5 – Lay-bys Without Barriers – A vehicle lane for parking access, deliveries, and pick-ups/drop-offs exists between York and Bay Streets. However, there have been some complaints reported about motorists blocking the trail from this lay-by; thus emphasizing the need for proper separation.
The dotted purple line next to Tommy Thompson Park
indicates work is planned to fill this trail gap. (via new bike plan)
4 – Trail Gaps – In addition to the gap in Etobicoke, another trail gap exists between the Tommy Thompson Park and Outer Harbour Marina entrances. Continuing on the trail means cyclists use the south side shoulder.
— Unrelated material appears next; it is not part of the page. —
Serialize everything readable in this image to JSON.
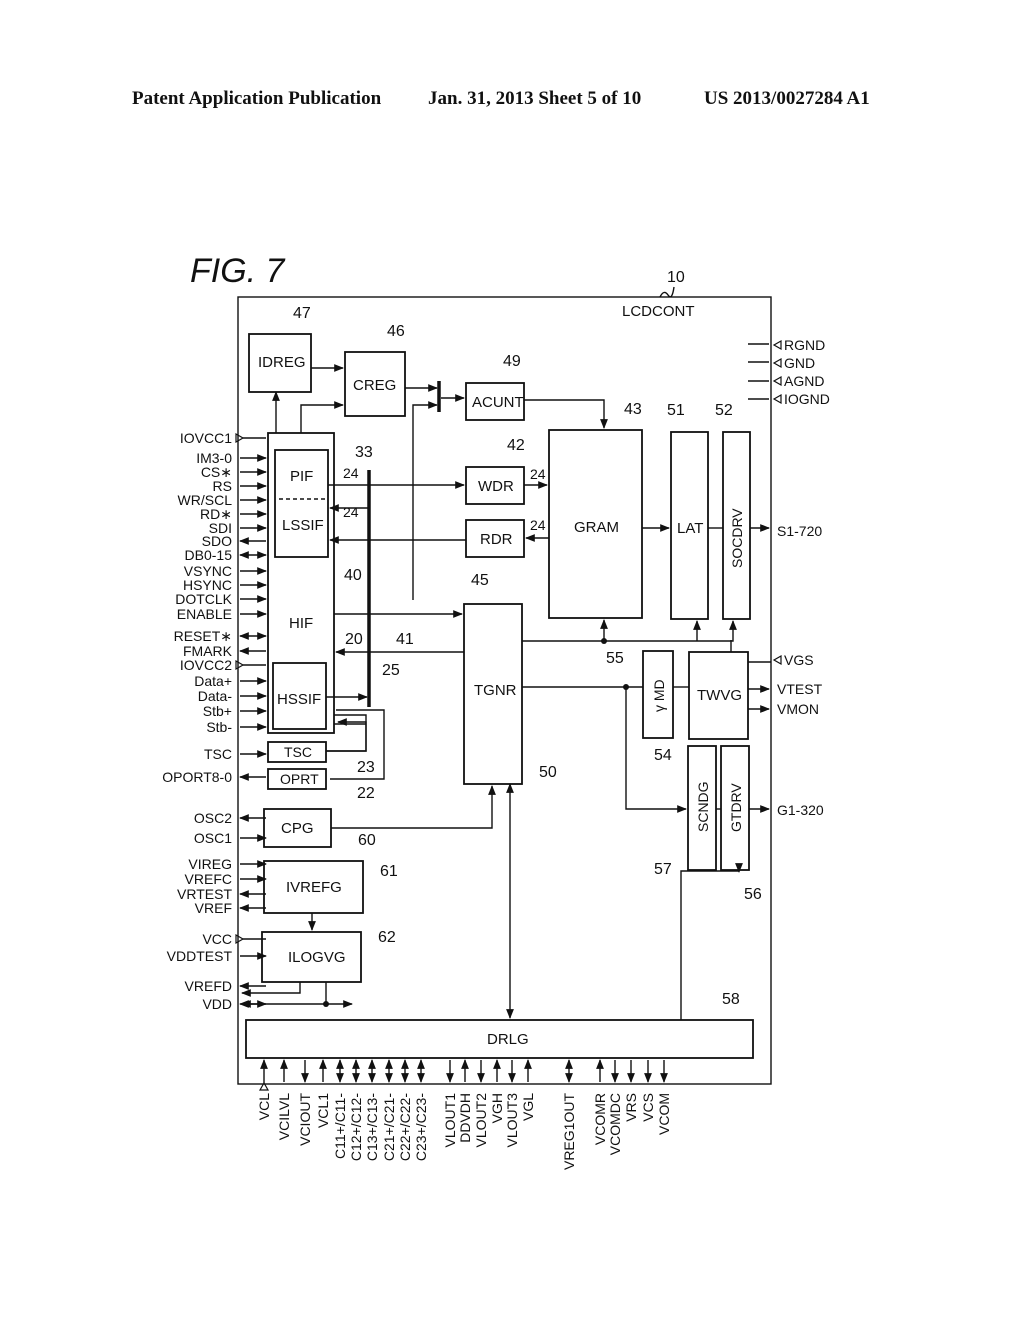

Filling this gap is indicated in the cycling network plan, but no timeline has been set at this time.
This trail section by Ontario Place gets crowded during events
3 – Overcrowding During Events – Whenever there is a concert or other special events happening at or near Ontario Place, the trail is crowded and cyclists have difficulty getting through. A separate pedestrian path is needed to accommodate this overflow. The lack of bicycle parking is another issue to deal with.
Trail visibility at Coronation Park (pictured) is poor at night
2 – Poorly Lit Sections – The trail section between Stadium Road and Strachan Avenue (Coronation Park) has poor lighting; making it difficult to see the trail, debris, or other users at night. With large numbers of cyclists out at night, lighting should be added as soon as possible.
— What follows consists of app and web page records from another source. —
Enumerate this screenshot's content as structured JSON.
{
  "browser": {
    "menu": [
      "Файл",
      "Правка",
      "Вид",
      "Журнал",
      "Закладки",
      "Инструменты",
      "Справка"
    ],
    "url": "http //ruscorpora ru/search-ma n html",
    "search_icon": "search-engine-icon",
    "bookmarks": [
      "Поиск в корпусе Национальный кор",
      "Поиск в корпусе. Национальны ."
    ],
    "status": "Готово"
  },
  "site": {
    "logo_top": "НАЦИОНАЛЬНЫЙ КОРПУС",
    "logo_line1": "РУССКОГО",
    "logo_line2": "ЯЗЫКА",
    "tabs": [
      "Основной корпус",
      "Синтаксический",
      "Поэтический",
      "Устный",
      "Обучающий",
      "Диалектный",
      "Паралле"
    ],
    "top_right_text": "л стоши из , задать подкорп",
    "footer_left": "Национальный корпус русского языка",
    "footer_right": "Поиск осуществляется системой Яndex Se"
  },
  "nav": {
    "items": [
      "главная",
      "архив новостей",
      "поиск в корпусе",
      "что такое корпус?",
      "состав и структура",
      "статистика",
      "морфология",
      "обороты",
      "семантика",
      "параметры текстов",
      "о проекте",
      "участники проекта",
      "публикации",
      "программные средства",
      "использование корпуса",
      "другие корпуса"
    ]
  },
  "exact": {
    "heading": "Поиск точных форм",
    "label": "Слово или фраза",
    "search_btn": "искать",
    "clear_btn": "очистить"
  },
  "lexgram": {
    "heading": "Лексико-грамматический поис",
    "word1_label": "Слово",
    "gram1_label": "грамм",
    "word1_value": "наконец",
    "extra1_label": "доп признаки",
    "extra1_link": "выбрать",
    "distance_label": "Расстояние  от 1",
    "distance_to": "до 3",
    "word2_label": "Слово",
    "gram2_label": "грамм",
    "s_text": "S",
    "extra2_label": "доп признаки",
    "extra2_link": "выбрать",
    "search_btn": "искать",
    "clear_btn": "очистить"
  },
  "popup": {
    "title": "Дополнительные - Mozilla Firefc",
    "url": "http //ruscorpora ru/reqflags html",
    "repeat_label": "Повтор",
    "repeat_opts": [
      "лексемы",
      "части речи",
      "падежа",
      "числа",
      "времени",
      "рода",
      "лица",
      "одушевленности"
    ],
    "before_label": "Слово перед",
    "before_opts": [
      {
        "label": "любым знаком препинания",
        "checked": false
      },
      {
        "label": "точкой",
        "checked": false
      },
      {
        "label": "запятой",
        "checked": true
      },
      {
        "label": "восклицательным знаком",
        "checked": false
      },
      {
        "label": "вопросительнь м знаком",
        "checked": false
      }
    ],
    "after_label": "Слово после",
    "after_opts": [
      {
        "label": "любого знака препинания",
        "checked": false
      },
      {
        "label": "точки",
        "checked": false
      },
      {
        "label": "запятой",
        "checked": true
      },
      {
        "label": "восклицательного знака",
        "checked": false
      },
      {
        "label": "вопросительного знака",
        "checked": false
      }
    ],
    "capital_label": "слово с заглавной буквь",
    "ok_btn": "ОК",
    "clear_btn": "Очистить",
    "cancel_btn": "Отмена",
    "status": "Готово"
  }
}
And the number one concern along the Martin Goodman Trail is …
Cyclist crossing Lake Shore at Cherry illegally due to long signal waits
1 – Unsafe Intersections – Cyclists coming from (or heading to) the Lower Don Recreational Trail or other nearby destinations have to wait a long time for the walk signal to cross Lake Shore; making illegal crossings common. Two crossings are required and the refuge island between the two is not meant to accommodate large bicycle volumes. Fixing signal timings and realigning the crossing so only one is needed would help considerably.
Three crossings needed to get from the trail to Parkside
Another unsafe intersection exists at Parkside Drive, which requires pedestrians and cyclists to make three crossings before reaching the other side. Couldn’t this area be simplified so only one crossing is needed as with nearby intersections? (e.g. Colborne Lodge, Ellis Avenue, Windermere Avenue)

Are there any other key Waterfront problems not mentioned? Let’s hear them and fix our Waterfront!
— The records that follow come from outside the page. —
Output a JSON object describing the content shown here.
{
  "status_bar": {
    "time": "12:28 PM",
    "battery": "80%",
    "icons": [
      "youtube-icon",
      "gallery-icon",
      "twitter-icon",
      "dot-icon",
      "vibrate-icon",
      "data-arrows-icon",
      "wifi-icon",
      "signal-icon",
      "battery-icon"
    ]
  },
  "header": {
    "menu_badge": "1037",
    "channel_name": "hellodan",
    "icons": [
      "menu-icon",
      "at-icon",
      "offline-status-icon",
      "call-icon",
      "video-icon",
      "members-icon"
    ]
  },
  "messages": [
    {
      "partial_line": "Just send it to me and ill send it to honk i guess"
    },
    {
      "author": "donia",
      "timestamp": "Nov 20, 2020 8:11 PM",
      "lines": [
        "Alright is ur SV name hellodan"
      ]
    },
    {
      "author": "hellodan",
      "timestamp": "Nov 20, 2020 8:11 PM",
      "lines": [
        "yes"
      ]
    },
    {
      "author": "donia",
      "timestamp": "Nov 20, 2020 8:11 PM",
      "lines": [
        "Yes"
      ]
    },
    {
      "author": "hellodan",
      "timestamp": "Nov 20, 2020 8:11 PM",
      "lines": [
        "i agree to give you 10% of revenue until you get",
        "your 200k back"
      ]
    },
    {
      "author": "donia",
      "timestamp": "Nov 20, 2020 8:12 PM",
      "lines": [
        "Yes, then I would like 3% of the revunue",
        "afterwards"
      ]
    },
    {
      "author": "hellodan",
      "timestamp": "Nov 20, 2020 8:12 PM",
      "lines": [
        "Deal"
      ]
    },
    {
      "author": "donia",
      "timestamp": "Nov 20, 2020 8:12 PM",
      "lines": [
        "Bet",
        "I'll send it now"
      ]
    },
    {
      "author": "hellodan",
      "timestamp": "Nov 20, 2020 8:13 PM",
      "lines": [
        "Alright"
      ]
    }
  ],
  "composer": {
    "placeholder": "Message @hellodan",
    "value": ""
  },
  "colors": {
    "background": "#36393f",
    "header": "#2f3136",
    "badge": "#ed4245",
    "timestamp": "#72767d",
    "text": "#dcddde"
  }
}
Rob Z (e-mail)


  1. Braided steel cable planted dead centre of the MGT just west of Sugar Beach. Grounding or guy wire for utility pole next to the trail.

    While the cable has a yellow protective sleeve, it's in the middle of another squeeze point, similar to the one east of Bathurst, and lighting is poor. Only a matter of time before someone goes through there who isn't familiar with the area, and plows right into the cable, injuring themself

    1. That's a good point about the steel cable by Jarvis. Thank you.